Asante Breland says that society didn’t make it easy for him to be his most authentic self for the first part of his life. Gay people faced discrimination and shame in his experiences, making him afraid to admit his truth, even to himself.
“I watched a lot of stuff happening around me—people are rough on the LGBT community,” he said. “But I felt that I couldn’t deny it any more for myself—it was time.”
At age 30, Asante came out to his closest friends and family. To his great relief, he was as embraced as he’s always been by his loved ones.
“My mom was shocked, and it took her a while to get used to it, but she’s in my corner 100%,” Asante said. “I was so scared to tell my dad because he’s in military. But he said, ‘You’re my child—I would never deny love to my child.’ They just want me to be happy.”
While Asante’s family support and understanding is most welcome, the absence of sexual health and education for people with disabilities is more common. Their life experiences often involve intersectionality, confronting issues such as gender identity, race, and disability.
“I have experienced my fair share of racism and discrimination as a black gay man,” Asante shared. “People just treat you differently and it was especially hard when I was younger and unsure of myself.”
Advocating for LGBTQ People with Disabilities
Now 44, Asante lives in an AHRC New York City supported apartment. He and his partner are hoping to bring their homes together soon. Along with his extensive and active employment history, Asante hopes his life is a model for other people identifying as LGBTQ, neurodiverse, and BIPOC.
“I’m gay. I have my own disabilities. And I do have a partner and I would love to move in with him and live on my own again. I would like to show other people with disabilities that it is possible.”
Asante now frequently advocates for himself and others in formal and informal settings, including at rallies in support of disability rights. He wants to find a balance between supportive staff interactions and an individual’s right to privacy.
“I recently did a panel at Hostos Community College about privacy and people with disabilities,” he explained. “People with disabilities mostly live in congregated settings and are not integrated in the community, so they have issues starting relationships because of their living situations, and sometimes, some staff members aren’t as supportive as they could be.”
Asante hopes he can provide to others what he now realizes he could have used earlier in his journey. “I felt alone when I first came out,” he said. “I wish I would have been able to find someone to talk to earlier in life. If you’re straight, you just won’t understand the need to learn how to fit in after coming out the closet like that. You need to talk to people who have been there before.”
One place where Asante felt welcomed was at the Alliance for Positive Change, where he took a six-week class to become a peer educator.

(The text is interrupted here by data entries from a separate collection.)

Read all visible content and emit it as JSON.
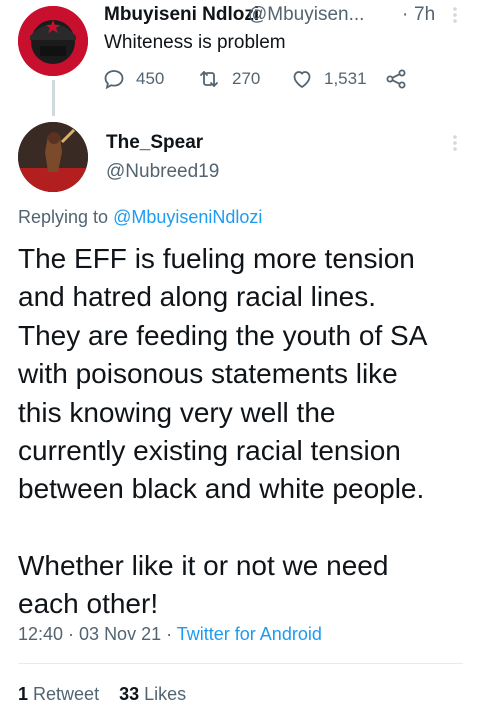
{
  "parent_tweet": {
    "author_name": "Mbuyiseni Ndlozi",
    "author_handle": "@Mbuyisen...",
    "separator": "·",
    "time": "7h",
    "text": "Whiteness is problem",
    "replies": "450",
    "retweets": "270",
    "likes": "1,531"
  },
  "main_tweet": {
    "author_name": "The_Spear",
    "author_handle": "@Nubreed19",
    "replying_prefix": "Replying to",
    "replying_to": "@MbuyiseniNdlozi",
    "lines": [
      "The EFF is fueling more tension",
      "and hatred along racial lines.",
      "They are feeding the youth of SA",
      "with poisonous statements like",
      "this knowing very well the",
      "currently existing racial tension",
      "between black and white people."
    ],
    "lines2": [
      "Whether like it or not we need",
      "each other!"
    ],
    "timestamp": "12:40 · 03 Nov 21 ·",
    "source": "Twitter for Android",
    "retweet_count": "1",
    "retweet_label": "Retweet",
    "like_count": "33",
    "like_label": "Likes"
  },
  "colors": {
    "text": "#0f1419",
    "secondary": "#536471",
    "link": "#1d9bf0",
    "border": "#cfd9de"
  },
  "icons": [
    "more-vertical-icon",
    "reply-icon",
    "retweet-icon",
    "like-icon",
    "share-icon"
  ]
}
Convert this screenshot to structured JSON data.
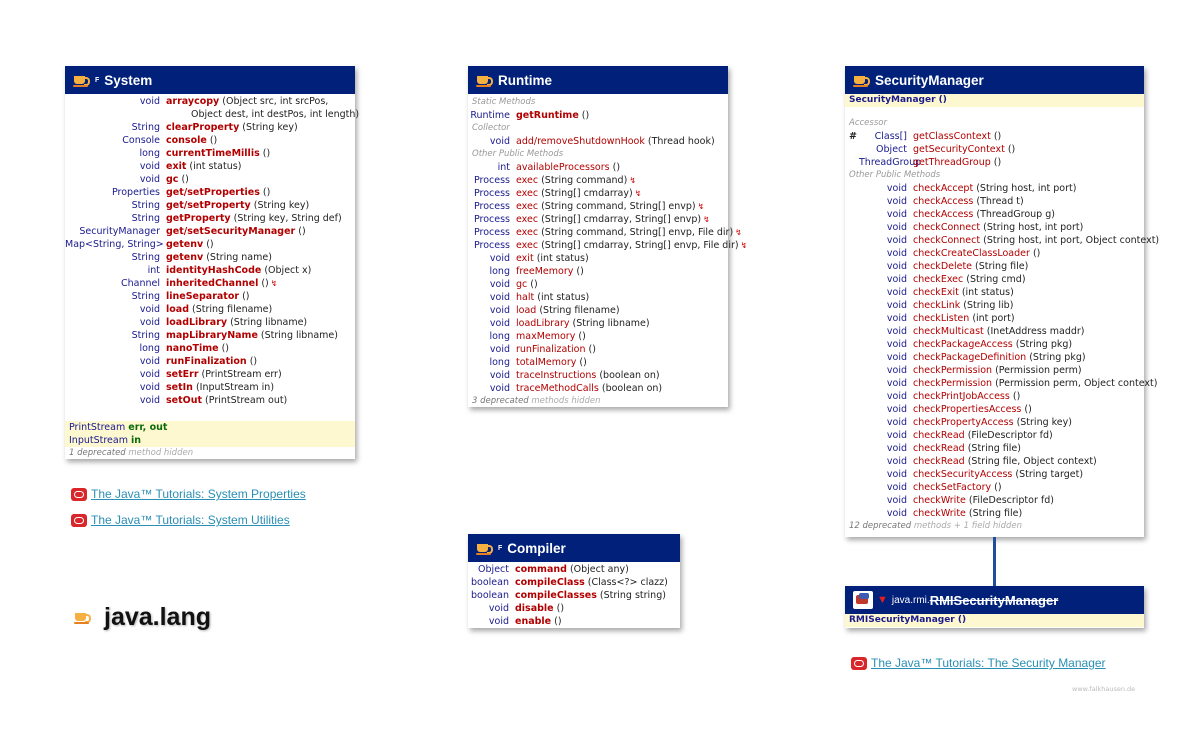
{
  "page": {
    "title": "java.lang",
    "credit": "www.falkhausen.de"
  },
  "system": {
    "name": "System",
    "final": "F",
    "methods": [
      {
        "type": "void",
        "name": "arraycopy",
        "params": "(Object src, int srcPos,",
        "bold": true
      },
      {
        "type": "",
        "name": "",
        "params": "Object dest, int destPos, int length)",
        "bold": false
      },
      {
        "type": "String",
        "name": "clearProperty",
        "params": "(String key)",
        "bold": true
      },
      {
        "type": "Console",
        "name": "console",
        "params": "()",
        "bold": true
      },
      {
        "type": "long",
        "name": "currentTimeMillis",
        "params": "()",
        "bold": true
      },
      {
        "type": "void",
        "name": "exit",
        "params": "(int status)",
        "bold": true
      },
      {
        "type": "void",
        "name": "gc",
        "params": "()",
        "bold": true
      },
      {
        "type": "Properties",
        "name": "get/setProperties",
        "params": "()",
        "bold": true
      },
      {
        "type": "String",
        "name": "get/setProperty",
        "params": "(String key)",
        "bold": true
      },
      {
        "type": "String",
        "name": "getProperty",
        "params": "(String key, String def)",
        "bold": true
      },
      {
        "type": "SecurityManager",
        "name": "get/setSecurityManager",
        "params": "()",
        "bold": true
      },
      {
        "type": "Map<String, String>",
        "name": "getenv",
        "params": "()",
        "bold": true
      },
      {
        "type": "String",
        "name": "getenv",
        "params": "(String name)",
        "bold": true
      },
      {
        "type": "int",
        "name": "identityHashCode",
        "params": "(Object x)",
        "bold": true
      },
      {
        "type": "Channel",
        "name": "inheritedChannel",
        "params": "()",
        "bold": true,
        "dep": "↯"
      },
      {
        "type": "String",
        "name": "lineSeparator",
        "params": "()",
        "bold": true
      },
      {
        "type": "void",
        "name": "load",
        "params": "(String filename)",
        "bold": true
      },
      {
        "type": "void",
        "name": "loadLibrary",
        "params": "(String libname)",
        "bold": true
      },
      {
        "type": "String",
        "name": "mapLibraryName",
        "params": "(String libname)",
        "bold": true
      },
      {
        "type": "long",
        "name": "nanoTime",
        "params": "()",
        "bold": true
      },
      {
        "type": "void",
        "name": "runFinalization",
        "params": "()",
        "bold": true
      },
      {
        "type": "void",
        "name": "setErr",
        "params": "(PrintStream err)",
        "bold": true
      },
      {
        "type": "void",
        "name": "setIn",
        "params": "(InputStream in)",
        "bold": true
      },
      {
        "type": "void",
        "name": "setOut",
        "params": "(PrintStream out)",
        "bold": true
      }
    ],
    "fields": [
      {
        "type": "PrintStream",
        "names": "err, out"
      },
      {
        "type": "InputStream",
        "names": "in"
      }
    ],
    "note": {
      "count": "1 deprecated",
      "rest": "method hidden"
    }
  },
  "runtime": {
    "name": "Runtime",
    "sections": [
      {
        "label": "Static Methods",
        "rows": [
          {
            "type": "Runtime",
            "name": "getRuntime",
            "params": "()",
            "bold": true
          }
        ]
      },
      {
        "label": "Collector",
        "rows": [
          {
            "type": "void",
            "name": "add/removeShutdownHook",
            "params": "(Thread hook)",
            "bold": false
          }
        ]
      },
      {
        "label": "Other Public Methods",
        "rows": [
          {
            "type": "int",
            "name": "availableProcessors",
            "params": "()",
            "bold": false
          },
          {
            "type": "Process",
            "name": "exec",
            "params": "(String command)",
            "bold": false,
            "dep": "↯"
          },
          {
            "type": "Process",
            "name": "exec",
            "params": "(String[] cmdarray)",
            "bold": false,
            "dep": "↯"
          },
          {
            "type": "Process",
            "name": "exec",
            "params": "(String command, String[] envp)",
            "bold": false,
            "dep": "↯"
          },
          {
            "type": "Process",
            "name": "exec",
            "params": "(String[] cmdarray, String[] envp)",
            "bold": false,
            "dep": "↯"
          },
          {
            "type": "Process",
            "name": "exec",
            "params": "(String command, String[] envp, File dir)",
            "bold": false,
            "dep": "↯"
          },
          {
            "type": "Process",
            "name": "exec",
            "params": "(String[] cmdarray, String[] envp, File dir)",
            "bold": false,
            "dep": "↯"
          },
          {
            "type": "void",
            "name": "exit",
            "params": "(int status)",
            "bold": false
          },
          {
            "type": "long",
            "name": "freeMemory",
            "params": "()",
            "bold": false
          },
          {
            "type": "void",
            "name": "gc",
            "params": "()",
            "bold": false
          },
          {
            "type": "void",
            "name": "halt",
            "params": "(int status)",
            "bold": false
          },
          {
            "type": "void",
            "name": "load",
            "params": "(String filename)",
            "bold": false
          },
          {
            "type": "void",
            "name": "loadLibrary",
            "params": "(String libname)",
            "bold": false
          },
          {
            "type": "long",
            "name": "maxMemory",
            "params": "()",
            "bold": false
          },
          {
            "type": "void",
            "name": "runFinalization",
            "params": "()",
            "bold": false
          },
          {
            "type": "long",
            "name": "totalMemory",
            "params": "()",
            "bold": false
          },
          {
            "type": "void",
            "name": "traceInstructions",
            "params": "(boolean on)",
            "bold": false
          },
          {
            "type": "void",
            "name": "traceMethodCalls",
            "params": "(boolean on)",
            "bold": false
          }
        ]
      }
    ],
    "note": {
      "count": "3 deprecated",
      "rest": "methods hidden"
    }
  },
  "compiler": {
    "name": "Compiler",
    "final": "F",
    "methods": [
      {
        "type": "Object",
        "name": "command",
        "params": "(Object any)",
        "bold": true
      },
      {
        "type": "boolean",
        "name": "compileClass",
        "params": "(Class<?> clazz)",
        "bold": true
      },
      {
        "type": "boolean",
        "name": "compileClasses",
        "params": "(String string)",
        "bold": true
      },
      {
        "type": "void",
        "name": "disable",
        "params": "()",
        "bold": true
      },
      {
        "type": "void",
        "name": "enable",
        "params": "()",
        "bold": true
      }
    ]
  },
  "security": {
    "name": "SecurityManager",
    "constructor": "SecurityManager ()",
    "sections": [
      {
        "label": "Accessor",
        "rows": [
          {
            "mark": "#",
            "type": "Class[]",
            "name": "getClassContext",
            "params": "()"
          },
          {
            "mark": "",
            "type": "Object",
            "name": "getSecurityContext",
            "params": "()"
          },
          {
            "mark": "",
            "type": "ThreadGroup",
            "name": "getThreadGroup",
            "params": "()"
          }
        ]
      },
      {
        "label": "Other Public Methods",
        "rows": [
          {
            "type": "void",
            "name": "checkAccept",
            "params": "(String host, int port)"
          },
          {
            "type": "void",
            "name": "checkAccess",
            "params": "(Thread t)"
          },
          {
            "type": "void",
            "name": "checkAccess",
            "params": "(ThreadGroup g)"
          },
          {
            "type": "void",
            "name": "checkConnect",
            "params": "(String host, int port)"
          },
          {
            "type": "void",
            "name": "checkConnect",
            "params": "(String host, int port, Object context)"
          },
          {
            "type": "void",
            "name": "checkCreateClassLoader",
            "params": "()"
          },
          {
            "type": "void",
            "name": "checkDelete",
            "params": "(String file)"
          },
          {
            "type": "void",
            "name": "checkExec",
            "params": "(String cmd)"
          },
          {
            "type": "void",
            "name": "checkExit",
            "params": "(int status)"
          },
          {
            "type": "void",
            "name": "checkLink",
            "params": "(String lib)"
          },
          {
            "type": "void",
            "name": "checkListen",
            "params": "(int port)"
          },
          {
            "type": "void",
            "name": "checkMulticast",
            "params": "(InetAddress maddr)"
          },
          {
            "type": "void",
            "name": "checkPackageAccess",
            "params": "(String pkg)"
          },
          {
            "type": "void",
            "name": "checkPackageDefinition",
            "params": "(String pkg)"
          },
          {
            "type": "void",
            "name": "checkPermission",
            "params": "(Permission perm)"
          },
          {
            "type": "void",
            "name": "checkPermission",
            "params": "(Permission perm, Object context)"
          },
          {
            "type": "void",
            "name": "checkPrintJobAccess",
            "params": "()"
          },
          {
            "type": "void",
            "name": "checkPropertiesAccess",
            "params": "()"
          },
          {
            "type": "void",
            "name": "checkPropertyAccess",
            "params": "(String key)"
          },
          {
            "type": "void",
            "name": "checkRead",
            "params": "(FileDescriptor fd)"
          },
          {
            "type": "void",
            "name": "checkRead",
            "params": "(String file)"
          },
          {
            "type": "void",
            "name": "checkRead",
            "params": "(String file, Object context)"
          },
          {
            "type": "void",
            "name": "checkSecurityAccess",
            "params": "(String target)"
          },
          {
            "type": "void",
            "name": "checkSetFactory",
            "params": "()"
          },
          {
            "type": "void",
            "name": "checkWrite",
            "params": "(FileDescriptor fd)"
          },
          {
            "type": "void",
            "name": "checkWrite",
            "params": "(String file)"
          }
        ]
      }
    ],
    "note": {
      "count": "12 deprecated",
      "rest": "methods + 1 field hidden"
    }
  },
  "rmi": {
    "pkg": "java.rmi.",
    "name": "RMISecurityManager",
    "constructor": "RMISecurityManager ()"
  },
  "links": [
    {
      "text": "The Java™ Tutorials: System Properties"
    },
    {
      "text": "The Java™ Tutorials: System Utilities"
    },
    {
      "text": "The Java™ Tutorials: The Security Manager"
    }
  ],
  "colors": {
    "header": "#00207a",
    "type": "#1a1a8e",
    "method": "#b20000",
    "highlight": "#fdf8d0",
    "link": "#2a8fb5"
  }
}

He frequently worked with people diagnosed with HIV/AIDS.
“I know a lot about the virus, the medicine, what’s good for your health when you are infected,” he said. “If a person with HIV is taking their medicine properly, they are undetectable [meaning they cannot transfer the virus to others]. Everybody needs love. They go through so much when just trying to find love. It’s a shame, I’ve seen it. They’re human first. They have feelings and people don’t act like they even have feelings.”
Asante says that culture plays a role in helping assuage misconceptions about gay people and people living with HIV/AIDS. He is currently writing a narrative story about a gay NYPD officer, inspired by his love of primetime police and medical procedurals.
“I don’t want [readers] to see a gay character—I want them to see a professional that happens to be gay,” he explained. “It might help people become braver about coming out of closet.”
To help see that bravery through, Asante hopes to be the influence on young LGBTQ people with disabilities that he felt he needed.
“Young people want to be heard and there aren’t enough people listening. I want to be one of those listeners—I want to sit down and talk to the people that are struggling so they can feel like they are heard.”
Interested in learning more or getting involved with Project SHINE? Visit the official Project SHINE website for more information.